> **ABOUT THIS EXERCISE**: In your copy, the records appear word for word and the pictures do not appear at all.

══ DATA SHOWN

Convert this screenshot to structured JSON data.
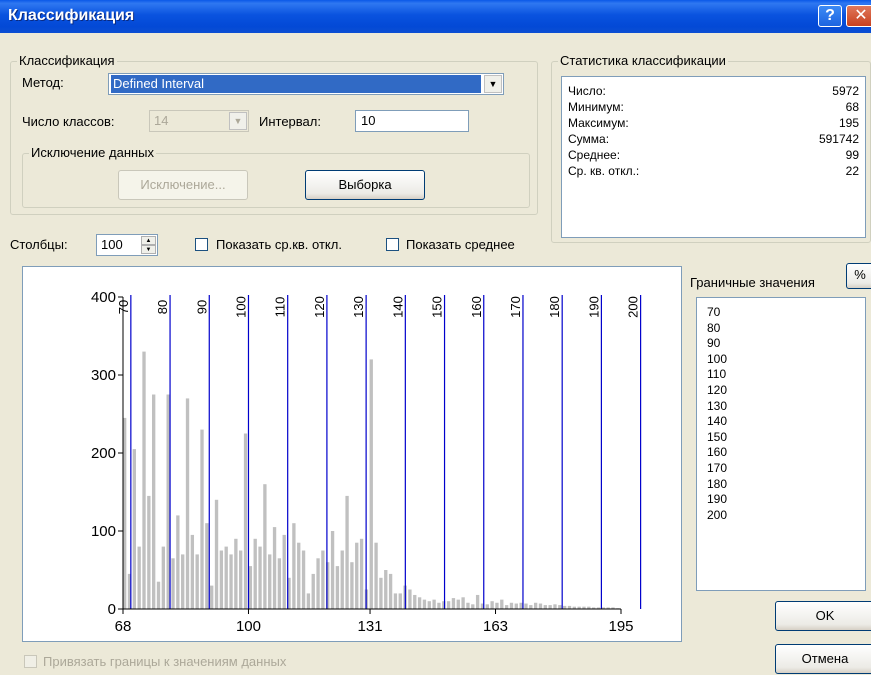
{
  "window": {
    "title": "Классификация"
  },
  "titlebar": {
    "help_glyph": "?",
    "close_glyph": "✕"
  },
  "classification": {
    "group_label": "Классификация",
    "method_label": "Метод:",
    "method_value": "Defined Interval",
    "classes_label": "Число классов:",
    "classes_value": "14",
    "interval_label": "Интервал:",
    "interval_value": "10"
  },
  "exclusion": {
    "group_label": "Исключение данных",
    "exclusion_button": "Исключение...",
    "sampling_button": "Выборка"
  },
  "statistics": {
    "group_label": "Статистика классификации",
    "rows": [
      {
        "key": "Число:",
        "value": "5972"
      },
      {
        "key": "Минимум:",
        "value": "68"
      },
      {
        "key": "Максимум:",
        "value": "195"
      },
      {
        "key": "Сумма:",
        "value": "591742"
      },
      {
        "key": "Среднее:",
        "value": "99"
      },
      {
        "key": "Ср. кв. откл.:",
        "value": "22"
      }
    ]
  },
  "columns": {
    "label": "Столбцы:",
    "value": "100",
    "show_std_label": "Показать ср.кв. откл.",
    "show_mean_label": "Показать среднее"
  },
  "breaks": {
    "label": "Граничные значения",
    "percent_button": "%",
    "values": [
      "70",
      "80",
      "90",
      "100",
      "110",
      "120",
      "130",
      "140",
      "150",
      "160",
      "170",
      "180",
      "190",
      "200"
    ]
  },
  "buttons": {
    "ok": "OK",
    "cancel": "Отмена"
  },
  "snap": {
    "label": "Привязать границы к значениям данных"
  },
  "colors": {
    "bar": "#c0c0c0",
    "break_line": "#0000cc"
  },
  "chart_data": {
    "type": "bar",
    "title": "",
    "xlim": [
      68,
      195
    ],
    "ylim": [
      0,
      400
    ],
    "x_ticks": [
      "68",
      "100",
      "131",
      "163",
      "195"
    ],
    "y_ticks": [
      "0",
      "100",
      "200",
      "300",
      "400"
    ],
    "break_values": [
      70,
      80,
      90,
      100,
      110,
      120,
      130,
      140,
      150,
      160,
      170,
      180,
      190,
      200
    ],
    "break_labels": [
      "70",
      "80",
      "90",
      "100",
      "110",
      "120",
      "130",
      "140",
      "150",
      "160",
      "170",
      "180",
      "190",
      "200"
    ],
    "values": [
      245,
      45,
      205,
      80,
      330,
      145,
      275,
      35,
      80,
      275,
      65,
      120,
      70,
      270,
      95,
      70,
      230,
      110,
      30,
      140,
      75,
      80,
      70,
      90,
      75,
      225,
      55,
      90,
      80,
      160,
      70,
      105,
      65,
      95,
      40,
      110,
      85,
      75,
      20,
      45,
      65,
      75,
      60,
      100,
      55,
      75,
      145,
      60,
      85,
      90,
      25,
      320,
      85,
      40,
      50,
      45,
      20,
      20,
      30,
      25,
      18,
      15,
      12,
      10,
      12,
      8,
      10,
      10,
      14,
      12,
      15,
      8,
      6,
      18,
      7,
      6,
      10,
      8,
      12,
      5,
      8,
      7,
      8,
      7,
      5,
      8,
      7,
      5,
      5,
      6,
      5,
      4,
      4,
      3,
      3,
      3,
      3,
      2,
      2,
      2,
      2,
      2,
      1
    ]
  }
}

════

> **ANSWER BOX**:
Convert this screenshot to structured JSON data.
{
  "window": {
    "title": "Классификация"
  },
  "titlebar": {
    "help_glyph": "?",
    "close_glyph": "✕"
  },
  "classification": {
    "group_label": "Классификация",
    "method_label": "Метод:",
    "method_value": "Defined Interval",
    "classes_label": "Число классов:",
    "classes_value": "14",
    "interval_label": "Интервал:",
    "interval_value": "10"
  },
  "exclusion": {
    "group_label": "Исключение данных",
    "exclusion_button": "Исключение...",
    "sampling_button": "Выборка"
  },
  "statistics": {
    "group_label": "Статистика классификации",
    "rows": [
      {
        "key": "Число:",
        "value": "5972"
      },
      {
        "key": "Минимум:",
        "value": "68"
      },
      {
        "key": "Максимум:",
        "value": "195"
      },
      {
        "key": "Сумма:",
        "value": "591742"
      },
      {
        "key": "Среднее:",
        "value": "99"
      },
      {
        "key": "Ср. кв. откл.:",
        "value": "22"
      }
    ]
  },
  "columns": {
    "label": "Столбцы:",
    "value": "100",
    "show_std_label": "Показать ср.кв. откл.",
    "show_mean_label": "Показать среднее"
  },
  "breaks": {
    "label": "Граничные значения",
    "percent_button": "%",
    "values": [
      "70",
      "80",
      "90",
      "100",
      "110",
      "120",
      "130",
      "140",
      "150",
      "160",
      "170",
      "180",
      "190",
      "200"
    ]
  },
  "buttons": {
    "ok": "OK",
    "cancel": "Отмена"
  },
  "snap": {
    "label": "Привязать границы к значениям данных"
  },
  "colors": {
    "bar": "#c0c0c0",
    "break_line": "#0000cc"
  },
  "chart_data": {
    "type": "bar",
    "title": "",
    "xlim": [
      68,
      195
    ],
    "ylim": [
      0,
      400
    ],
    "x_ticks": [
      "68",
      "100",
      "131",
      "163",
      "195"
    ],
    "y_ticks": [
      "0",
      "100",
      "200",
      "300",
      "400"
    ],
    "break_values": [
      70,
      80,
      90,
      100,
      110,
      120,
      130,
      140,
      150,
      160,
      170,
      180,
      190,
      200
    ],
    "break_labels": [
      "70",
      "80",
      "90",
      "100",
      "110",
      "120",
      "130",
      "140",
      "150",
      "160",
      "170",
      "180",
      "190",
      "200"
    ],
    "values": [
      245,
      45,
      205,
      80,
      330,
      145,
      275,
      35,
      80,
      275,
      65,
      120,
      70,
      270,
      95,
      70,
      230,
      110,
      30,
      140,
      75,
      80,
      70,
      90,
      75,
      225,
      55,
      90,
      80,
      160,
      70,
      105,
      65,
      95,
      40,
      110,
      85,
      75,
      20,
      45,
      65,
      75,
      60,
      100,
      55,
      75,
      145,
      60,
      85,
      90,
      25,
      320,
      85,
      40,
      50,
      45,
      20,
      20,
      30,
      25,
      18,
      15,
      12,
      10,
      12,
      8,
      10,
      10,
      14,
      12,
      15,
      8,
      6,
      18,
      7,
      6,
      10,
      8,
      12,
      5,
      8,
      7,
      8,
      7,
      5,
      8,
      7,
      5,
      5,
      6,
      5,
      4,
      4,
      3,
      3,
      3,
      3,
      2,
      2,
      2,
      2,
      2,
      1
    ]
  }
}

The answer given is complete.